• _Problem to work on_
Every line that contains "Mitwirkende" must be located and copied from the data.

Records from a collection:
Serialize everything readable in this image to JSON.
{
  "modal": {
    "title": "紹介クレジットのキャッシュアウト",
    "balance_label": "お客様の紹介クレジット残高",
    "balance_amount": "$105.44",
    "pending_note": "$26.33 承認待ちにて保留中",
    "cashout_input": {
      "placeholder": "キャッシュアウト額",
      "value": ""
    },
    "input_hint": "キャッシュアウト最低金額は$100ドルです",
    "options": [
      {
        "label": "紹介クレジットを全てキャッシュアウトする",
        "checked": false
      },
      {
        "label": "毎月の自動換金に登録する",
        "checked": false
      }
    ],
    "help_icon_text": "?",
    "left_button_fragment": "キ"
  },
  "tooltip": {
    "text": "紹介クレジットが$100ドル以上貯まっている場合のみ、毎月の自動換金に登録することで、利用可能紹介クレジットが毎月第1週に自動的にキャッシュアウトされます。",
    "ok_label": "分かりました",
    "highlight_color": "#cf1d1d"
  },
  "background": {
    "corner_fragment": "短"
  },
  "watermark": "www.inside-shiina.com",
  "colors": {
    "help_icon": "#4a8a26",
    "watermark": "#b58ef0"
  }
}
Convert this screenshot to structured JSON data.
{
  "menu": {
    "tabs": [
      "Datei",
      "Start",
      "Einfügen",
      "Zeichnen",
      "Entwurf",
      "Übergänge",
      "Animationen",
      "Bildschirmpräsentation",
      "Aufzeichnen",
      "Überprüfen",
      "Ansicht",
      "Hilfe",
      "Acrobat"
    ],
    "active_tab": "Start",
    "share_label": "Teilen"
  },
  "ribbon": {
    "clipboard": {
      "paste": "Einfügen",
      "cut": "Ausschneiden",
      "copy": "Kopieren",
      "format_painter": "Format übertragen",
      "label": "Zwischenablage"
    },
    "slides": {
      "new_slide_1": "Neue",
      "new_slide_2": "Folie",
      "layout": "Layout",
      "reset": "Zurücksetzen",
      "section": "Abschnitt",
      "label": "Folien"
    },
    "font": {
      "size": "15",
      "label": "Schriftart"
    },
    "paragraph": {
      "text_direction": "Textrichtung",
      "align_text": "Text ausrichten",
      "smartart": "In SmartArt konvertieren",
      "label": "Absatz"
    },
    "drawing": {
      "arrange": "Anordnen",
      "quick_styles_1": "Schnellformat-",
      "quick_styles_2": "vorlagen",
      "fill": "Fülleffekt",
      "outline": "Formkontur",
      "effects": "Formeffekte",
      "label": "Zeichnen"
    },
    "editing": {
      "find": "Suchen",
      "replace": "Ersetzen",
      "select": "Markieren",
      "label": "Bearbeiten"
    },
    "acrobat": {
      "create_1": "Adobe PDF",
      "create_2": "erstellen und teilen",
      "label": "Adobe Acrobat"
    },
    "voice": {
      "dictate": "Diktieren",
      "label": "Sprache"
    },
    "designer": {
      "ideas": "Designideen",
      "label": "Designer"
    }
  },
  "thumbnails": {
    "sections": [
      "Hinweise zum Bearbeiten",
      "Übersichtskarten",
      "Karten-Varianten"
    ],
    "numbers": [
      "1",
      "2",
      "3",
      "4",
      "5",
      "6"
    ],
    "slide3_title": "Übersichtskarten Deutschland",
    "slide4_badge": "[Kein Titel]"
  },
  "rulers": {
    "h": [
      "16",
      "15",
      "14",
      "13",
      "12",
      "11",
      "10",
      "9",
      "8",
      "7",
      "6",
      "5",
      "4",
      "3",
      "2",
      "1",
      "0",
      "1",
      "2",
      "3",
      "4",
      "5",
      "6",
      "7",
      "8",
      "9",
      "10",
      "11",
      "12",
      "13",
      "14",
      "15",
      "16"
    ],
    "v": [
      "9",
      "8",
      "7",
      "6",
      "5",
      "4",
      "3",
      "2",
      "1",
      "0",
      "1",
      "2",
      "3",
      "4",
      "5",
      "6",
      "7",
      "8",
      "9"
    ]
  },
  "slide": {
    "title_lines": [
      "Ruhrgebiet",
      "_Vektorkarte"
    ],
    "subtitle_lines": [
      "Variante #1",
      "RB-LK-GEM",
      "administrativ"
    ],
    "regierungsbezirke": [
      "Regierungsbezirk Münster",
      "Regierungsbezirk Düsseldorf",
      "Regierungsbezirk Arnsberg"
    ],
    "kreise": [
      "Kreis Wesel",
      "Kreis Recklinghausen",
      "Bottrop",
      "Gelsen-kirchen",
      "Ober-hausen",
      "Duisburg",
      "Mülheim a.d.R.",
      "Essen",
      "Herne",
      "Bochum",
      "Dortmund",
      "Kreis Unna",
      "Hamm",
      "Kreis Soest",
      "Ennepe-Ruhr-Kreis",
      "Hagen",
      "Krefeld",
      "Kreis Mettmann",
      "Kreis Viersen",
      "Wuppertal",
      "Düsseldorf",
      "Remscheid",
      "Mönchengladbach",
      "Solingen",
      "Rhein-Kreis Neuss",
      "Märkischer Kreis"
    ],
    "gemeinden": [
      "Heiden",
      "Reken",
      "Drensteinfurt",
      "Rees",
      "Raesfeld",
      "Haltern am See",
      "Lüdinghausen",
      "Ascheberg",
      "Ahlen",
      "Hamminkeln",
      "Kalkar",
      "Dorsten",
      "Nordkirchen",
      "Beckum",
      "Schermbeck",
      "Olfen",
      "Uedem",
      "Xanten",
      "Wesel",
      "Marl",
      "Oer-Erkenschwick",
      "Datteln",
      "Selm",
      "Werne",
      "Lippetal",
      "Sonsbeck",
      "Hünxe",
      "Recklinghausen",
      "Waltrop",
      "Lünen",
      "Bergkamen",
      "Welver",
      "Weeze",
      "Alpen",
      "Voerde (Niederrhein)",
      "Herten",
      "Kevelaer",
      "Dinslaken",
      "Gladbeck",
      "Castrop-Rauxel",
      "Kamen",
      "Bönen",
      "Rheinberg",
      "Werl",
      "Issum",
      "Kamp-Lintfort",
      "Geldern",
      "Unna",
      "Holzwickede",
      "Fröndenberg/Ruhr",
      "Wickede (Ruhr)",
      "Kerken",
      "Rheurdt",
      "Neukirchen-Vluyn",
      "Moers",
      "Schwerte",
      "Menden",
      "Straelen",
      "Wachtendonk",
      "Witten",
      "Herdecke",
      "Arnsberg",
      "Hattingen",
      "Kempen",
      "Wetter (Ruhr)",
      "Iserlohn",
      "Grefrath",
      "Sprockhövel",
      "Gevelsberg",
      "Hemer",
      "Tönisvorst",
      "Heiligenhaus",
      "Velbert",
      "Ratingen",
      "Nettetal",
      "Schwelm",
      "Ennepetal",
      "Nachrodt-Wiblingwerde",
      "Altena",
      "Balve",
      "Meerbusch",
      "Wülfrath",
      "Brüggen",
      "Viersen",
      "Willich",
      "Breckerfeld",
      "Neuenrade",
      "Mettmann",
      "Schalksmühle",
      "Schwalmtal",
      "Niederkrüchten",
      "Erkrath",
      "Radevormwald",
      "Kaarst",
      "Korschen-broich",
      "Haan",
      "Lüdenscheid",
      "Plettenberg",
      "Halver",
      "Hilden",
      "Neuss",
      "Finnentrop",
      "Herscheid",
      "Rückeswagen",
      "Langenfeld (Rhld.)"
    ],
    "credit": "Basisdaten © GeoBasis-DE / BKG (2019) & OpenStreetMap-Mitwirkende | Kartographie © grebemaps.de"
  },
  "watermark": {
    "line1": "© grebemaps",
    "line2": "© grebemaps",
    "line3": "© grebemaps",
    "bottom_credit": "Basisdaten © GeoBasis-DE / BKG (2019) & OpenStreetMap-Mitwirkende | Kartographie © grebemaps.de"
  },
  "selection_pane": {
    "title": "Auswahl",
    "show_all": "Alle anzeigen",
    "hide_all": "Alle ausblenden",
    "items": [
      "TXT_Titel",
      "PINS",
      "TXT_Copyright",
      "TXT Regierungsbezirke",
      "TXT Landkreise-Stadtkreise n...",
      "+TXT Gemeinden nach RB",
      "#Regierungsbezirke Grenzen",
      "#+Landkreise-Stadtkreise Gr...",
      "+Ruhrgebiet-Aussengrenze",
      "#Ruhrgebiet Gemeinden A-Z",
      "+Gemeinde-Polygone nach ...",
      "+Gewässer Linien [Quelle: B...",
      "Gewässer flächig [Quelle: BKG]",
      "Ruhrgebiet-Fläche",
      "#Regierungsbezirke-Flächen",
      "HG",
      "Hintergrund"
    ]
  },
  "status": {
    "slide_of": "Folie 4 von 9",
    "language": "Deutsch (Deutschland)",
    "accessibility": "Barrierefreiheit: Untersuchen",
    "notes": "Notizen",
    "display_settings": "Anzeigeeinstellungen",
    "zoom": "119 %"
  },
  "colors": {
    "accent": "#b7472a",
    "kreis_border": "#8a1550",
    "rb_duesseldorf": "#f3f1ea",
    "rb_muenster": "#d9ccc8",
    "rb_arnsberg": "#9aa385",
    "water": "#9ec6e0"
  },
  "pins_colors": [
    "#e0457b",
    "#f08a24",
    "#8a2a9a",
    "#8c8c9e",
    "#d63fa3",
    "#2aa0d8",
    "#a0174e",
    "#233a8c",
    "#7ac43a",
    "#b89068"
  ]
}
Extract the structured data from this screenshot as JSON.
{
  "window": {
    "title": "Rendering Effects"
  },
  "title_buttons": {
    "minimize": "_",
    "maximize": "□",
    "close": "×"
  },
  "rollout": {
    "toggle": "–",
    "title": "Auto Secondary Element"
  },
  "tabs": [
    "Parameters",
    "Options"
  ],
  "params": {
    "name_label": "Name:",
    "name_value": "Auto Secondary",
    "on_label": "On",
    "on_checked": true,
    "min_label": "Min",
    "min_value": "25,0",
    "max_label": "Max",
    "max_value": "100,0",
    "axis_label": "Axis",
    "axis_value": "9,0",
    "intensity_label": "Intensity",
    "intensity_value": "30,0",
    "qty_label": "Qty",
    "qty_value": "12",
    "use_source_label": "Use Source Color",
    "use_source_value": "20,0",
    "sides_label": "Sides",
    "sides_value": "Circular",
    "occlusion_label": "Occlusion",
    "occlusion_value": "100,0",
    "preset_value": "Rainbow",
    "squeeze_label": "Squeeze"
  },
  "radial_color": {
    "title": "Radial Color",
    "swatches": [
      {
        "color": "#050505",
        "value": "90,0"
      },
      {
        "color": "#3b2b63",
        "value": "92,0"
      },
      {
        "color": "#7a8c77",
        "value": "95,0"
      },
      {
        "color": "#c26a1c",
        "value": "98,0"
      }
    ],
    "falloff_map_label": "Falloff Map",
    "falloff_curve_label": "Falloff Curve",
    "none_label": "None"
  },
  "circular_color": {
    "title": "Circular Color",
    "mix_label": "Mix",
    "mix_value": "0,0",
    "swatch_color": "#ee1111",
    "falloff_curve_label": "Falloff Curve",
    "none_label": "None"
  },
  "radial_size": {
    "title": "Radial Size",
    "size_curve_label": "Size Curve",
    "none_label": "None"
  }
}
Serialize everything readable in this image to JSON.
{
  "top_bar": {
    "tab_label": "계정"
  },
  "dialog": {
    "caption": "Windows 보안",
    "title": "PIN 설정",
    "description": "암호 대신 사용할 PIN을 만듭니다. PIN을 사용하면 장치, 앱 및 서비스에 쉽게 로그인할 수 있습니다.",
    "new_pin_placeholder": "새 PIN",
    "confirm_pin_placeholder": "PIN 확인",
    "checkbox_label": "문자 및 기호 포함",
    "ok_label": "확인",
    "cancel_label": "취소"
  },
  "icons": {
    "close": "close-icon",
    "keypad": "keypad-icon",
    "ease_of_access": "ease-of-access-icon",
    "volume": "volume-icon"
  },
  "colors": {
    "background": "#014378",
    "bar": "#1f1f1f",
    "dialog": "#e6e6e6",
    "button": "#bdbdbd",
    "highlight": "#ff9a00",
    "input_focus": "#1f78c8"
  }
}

• _Solution_
    "credit": "Basisdaten © GeoBasis-DE / BKG (2019) & OpenStreetMap-Mitwirkende | Kartographie © grebemaps.de"
    "bottom_credit": "Basisdaten © GeoBasis-DE / BKG (2019) & OpenStreetMap-Mitwirkende | Kartographie © grebemaps.de"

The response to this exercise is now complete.